Pepsi tonight unveiled its new summer campaign, with the tagline “Summer Time is Pepsi Time” and a none-too-subtle tweak at its chief rival in the cola wars. Yes, Virginia — that’s Santa Claus, the iconic Coca-Cola brand mascot.
Saint Nick is shown boogying on summer vacation (with assorted elves in tow) to the Pepsi beat — and rejecting a bartender’s offer of Coke. Watch it below and tell us what you think.[more]
The Wall Street Journal, in a lengthy profile on the brand’s first major ad push in three years, says this commercial represents PepsiCo’s refocusing on its flagship Pepsi brand, “offering one of the most visible signs PepsiCo is throwing new weight behind its biggest brand after it sank to No. 3 in U.S. soda sales last year, trailing not only Coke but Diet Coke.”
After it broke on TV and was posted on Pepsi’s Facebook page, the ad quickly swept FB…
…and Twitter, where viewers picked up on the tweak at “Coke’s” longrunning affair with Santa:
While it’s breaking in the lead-up to the July 4th holiday in the US, the campaign missed last week’s official start of summer in the Northern hemisphere.
“Would I have liked to have it 30 days ago? Yes,” said Keith Reimer, CEO of Pepsi Bottling Ventures LLC, to the Journal, adding that he’s excited PepsiCo is putting more money again behind Pepsi, which has also been challenged by a shuffle in its marketing ranks.
The campaign also comes as some observers — including brandchannel’s cola-spondent Dale Buss — accuse PepsiCo of taking its eye off the ball by allocating more resources to social marketing (for its Pepsi Refresh crowdsourced corporate citizenship campaign) than traditional marketing. PepsiCo execs duly promised a “turnaround” and fresh focus on boosting Pepsi this year.
According to WSJ, PepsiCo plans “to spend about 30% more this year on TV advertising for its North American beverages, with soda a big focus. In addition to the summer ad campaign, Pepsi will be hawked on Simon Cowell’s X Factor in a $60 million sponsorship deal starting this fall. The company also recently launched new TV ads for Diet Pepsi and Pepsi Max, two smaller-selling colas.” That Diet Pepsi campaign featured Sofia Vergara and David Beckham, while Pepsi Max pegged its latest campaign to baseball with a “clubhouse in the corn” theme.
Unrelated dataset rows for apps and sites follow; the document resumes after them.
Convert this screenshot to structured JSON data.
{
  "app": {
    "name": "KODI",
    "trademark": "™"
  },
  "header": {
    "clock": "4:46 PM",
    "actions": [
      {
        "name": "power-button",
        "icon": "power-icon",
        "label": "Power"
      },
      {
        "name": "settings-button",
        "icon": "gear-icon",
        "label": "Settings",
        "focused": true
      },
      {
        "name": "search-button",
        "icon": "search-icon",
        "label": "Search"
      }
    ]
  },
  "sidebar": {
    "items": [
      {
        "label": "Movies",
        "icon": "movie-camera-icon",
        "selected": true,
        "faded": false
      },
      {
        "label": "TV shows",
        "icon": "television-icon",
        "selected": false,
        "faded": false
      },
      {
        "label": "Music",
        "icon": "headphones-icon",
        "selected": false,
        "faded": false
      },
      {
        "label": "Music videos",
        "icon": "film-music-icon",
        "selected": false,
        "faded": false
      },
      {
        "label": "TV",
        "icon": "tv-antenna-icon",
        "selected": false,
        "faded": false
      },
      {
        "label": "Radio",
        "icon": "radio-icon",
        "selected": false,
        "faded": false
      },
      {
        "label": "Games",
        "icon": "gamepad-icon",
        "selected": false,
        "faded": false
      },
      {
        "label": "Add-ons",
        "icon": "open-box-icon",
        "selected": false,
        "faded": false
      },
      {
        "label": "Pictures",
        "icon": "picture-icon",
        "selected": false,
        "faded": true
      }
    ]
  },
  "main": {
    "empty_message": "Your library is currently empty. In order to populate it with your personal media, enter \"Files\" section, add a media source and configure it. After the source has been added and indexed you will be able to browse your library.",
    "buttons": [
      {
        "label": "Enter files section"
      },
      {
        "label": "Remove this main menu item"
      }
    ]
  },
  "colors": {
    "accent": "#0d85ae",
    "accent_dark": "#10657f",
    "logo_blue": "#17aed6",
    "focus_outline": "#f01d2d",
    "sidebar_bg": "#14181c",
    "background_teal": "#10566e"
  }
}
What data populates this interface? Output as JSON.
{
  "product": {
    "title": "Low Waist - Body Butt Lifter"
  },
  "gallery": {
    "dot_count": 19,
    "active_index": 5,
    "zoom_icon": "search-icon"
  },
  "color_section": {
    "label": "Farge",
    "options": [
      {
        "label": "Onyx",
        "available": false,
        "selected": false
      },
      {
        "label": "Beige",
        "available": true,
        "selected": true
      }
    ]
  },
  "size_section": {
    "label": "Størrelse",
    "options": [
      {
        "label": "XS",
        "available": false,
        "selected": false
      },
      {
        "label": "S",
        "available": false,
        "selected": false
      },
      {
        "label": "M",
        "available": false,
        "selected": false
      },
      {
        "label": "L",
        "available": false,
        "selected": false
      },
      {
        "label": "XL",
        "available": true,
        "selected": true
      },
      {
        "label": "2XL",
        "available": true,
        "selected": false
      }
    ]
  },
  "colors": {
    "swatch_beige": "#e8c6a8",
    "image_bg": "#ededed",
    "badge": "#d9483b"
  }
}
The Journal notes that PepsiCo CEO Indra Nooyi has been taking the brunt of the criticism. She was hailed “as a strategic visionary since taking PepsiCo’s reins nearly five years ago,” but has been
“facing doubts from investors and industry insiders concerned that her push into healthier brands have distracted the company from some core products. Emphasizing fruit juice, oatmeal and Gatorade, she has set an ambitious goal of more than doubling revenue of nutritious products to $30 billion by 2020 while cultivating a corporate image tuned in to health and global social responsibility. ‘Is she ashamed of selling carbonated sugar water?’ said Pat Weinstein, owner of Seattle-based Weinstein Beverage Co., an independent Pepsi bottler. ‘That’s a question that is raised often by the most concerned of the independent bottlers.’
As we noted in March, when Beverage Digest released its analysis of US sales figures for 2010, U.S. sales of Pepsi-Cola and Diet Pepsi fell 4.8% and 5.2% last year. Coca-Cola and Diet Coke sales slipped, “more modestly” as the Journal puts it, 0.5% and 1%, respectively.
Nooyi defends the Pepsi strategy in a sidebar to the Journal article, noting that she’s sticking to her guns in refusing to chase Coca-Cola for market share in a “scorched earth” battle of the colas in the shrinking cola market, telling the reporter that
“What’s been happening in this category forever: we, Pepsi, would push like hell to get a program with the [retailer], we’d spend everything, and get a tenth of a point of market share,” she said. “The next period, Coke would come along, push like hell, and gain a tenth. This was a zero-sum game. The cola category was profitable, but didn’t grow profits.”
PepsiCo is pursuing a dual strategy for cola, Ms. Nooyi said. The company is spending money to maintain its base business but also is searching for a breakthrough in sweeteners that will yield a naturally sweetened, zero-calorie cola, what Mrs. Nooyi calls “the ultimate nirvana.” The company raised its research and development budget to $488 million last year from $388 million in 2008. “We are confident that we will reinvent the cola business the right way,” she said.